Keynote Speakers/Topics

Keynote Speakers/Topics

Doug Hooton


 Dr. R. Douglas Hooton is Professor Emeritus and NSERC/Cement Association of Canada, Senior Industrial Research Chair in Concrete Durability and Sustainability in the Department of Civil & Mineral Engineering at the University of Toronto where he taught for 35 years. He is a Professional Engineer in Ontario. He is an Honorary member of American Concrete Institute, RILEM, ICT, and ASTM Committees C01 & C09, a Fellow of the Canadian Academy of Engineering, ASTM, EIC and CSCE. He chairs ACI committee C201 on Durability of Concrete, and ACI C130A on Sustainability of Materials. He also chairs CSA Committee A23.1/A23.2 on Concrete Materials and Methods of Construction and ASTM Committee C01 on Cements. His research focusses on concrete sustainability and the fundamentals of cementitious materials as well as sustainability and durability performance of concrete including fluid transport properties, sulfate resistance, freezing and thawing resistance and avoiding alkali-aggregate reaction, as well as on developing related durability performance tests and specifications for cement and concrete. He has published over 300 journal and conference proceedings papers.


 Progress towards sustainability through performance-based standards and specifications
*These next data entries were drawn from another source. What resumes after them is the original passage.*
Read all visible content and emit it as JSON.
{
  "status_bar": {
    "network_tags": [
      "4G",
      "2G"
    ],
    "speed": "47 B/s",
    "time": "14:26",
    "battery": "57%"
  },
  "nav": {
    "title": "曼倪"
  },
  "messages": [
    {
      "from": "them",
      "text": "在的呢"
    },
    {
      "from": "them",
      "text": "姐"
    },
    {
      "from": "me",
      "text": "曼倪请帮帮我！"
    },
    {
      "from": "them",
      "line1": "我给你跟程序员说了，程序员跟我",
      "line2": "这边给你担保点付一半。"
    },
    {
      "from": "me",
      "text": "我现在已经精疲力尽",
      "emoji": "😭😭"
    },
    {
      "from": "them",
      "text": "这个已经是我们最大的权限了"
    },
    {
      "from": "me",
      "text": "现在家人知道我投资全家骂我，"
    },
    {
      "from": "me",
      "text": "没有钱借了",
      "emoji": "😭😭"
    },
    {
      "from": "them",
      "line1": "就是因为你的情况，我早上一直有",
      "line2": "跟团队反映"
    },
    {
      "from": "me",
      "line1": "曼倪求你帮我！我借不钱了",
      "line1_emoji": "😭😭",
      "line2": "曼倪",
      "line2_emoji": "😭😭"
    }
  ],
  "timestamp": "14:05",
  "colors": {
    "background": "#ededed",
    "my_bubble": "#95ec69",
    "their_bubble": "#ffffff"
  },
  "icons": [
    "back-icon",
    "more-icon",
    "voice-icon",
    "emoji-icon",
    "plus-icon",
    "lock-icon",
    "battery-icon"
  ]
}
 Historically, specifications for cement and concrete materials, as well as for concrete mixtures, have been largely prescriptive-based and evolved from local or national experience. Specific performance criteria such as strength requirements are obviously used, but performance requirements reflecting other properties, such as durability, are not common. Prescriptive limits such as water to cement (w/c) or water to cementitious materials (w/cm, or water to binder, w/b) ratios and minimum cement contents are largely based on experience with concrete performance using portland cements and were adopted prior to the widespread use of supplementary cementitious materials (SCMs), blended cements, and chemical admixtures. As an example, the durability of concrete in aggressive exposures is largely related to its resistance to the penetration of aggressive fluids, and concretes made with blended cements or SCMs have much better resistance than portland cement concretes made at the same w/cm. It would therefore be better (and more sustainable) to use a performance test to evaluate equivalent fluid penetration resistance for different concrete mixtures rather than to set a required w/c. The result is that prescriptive specifications often provide barriers to use of more sustainable materials combinations and as we work to attain specific sustainability goals, prescriptive specifications often are counter-productive to achieving those goals. To address these issues, standard tests and specifications are evolving and industry is moving towards performance specifications. For portland cement and blended cement concretes using conventional SCMs and admixtures, testing to support performance specifications has also evolved. Examples of these advancements will be discussed along with remaining challenges. Also, the use of alternative materials is increasing, leading to new and more complex concrete mixtures. With more complex mixtures, there is increased potential for unexpected interactions between new cement and SCM combinations when used together with a wide range of chemical admixtures, which can result in unexpected performance. For these new materials, specifications will be developed but it will not be sufficient to rely solely on those materials specifications without evaluating their performance in concrete mixtures. To address this, several ASTM tests have been developed to evaluate the performance of the entire cementitious plus admixture system in mortars or pastes. Some of these developments as well as future needs are discussed.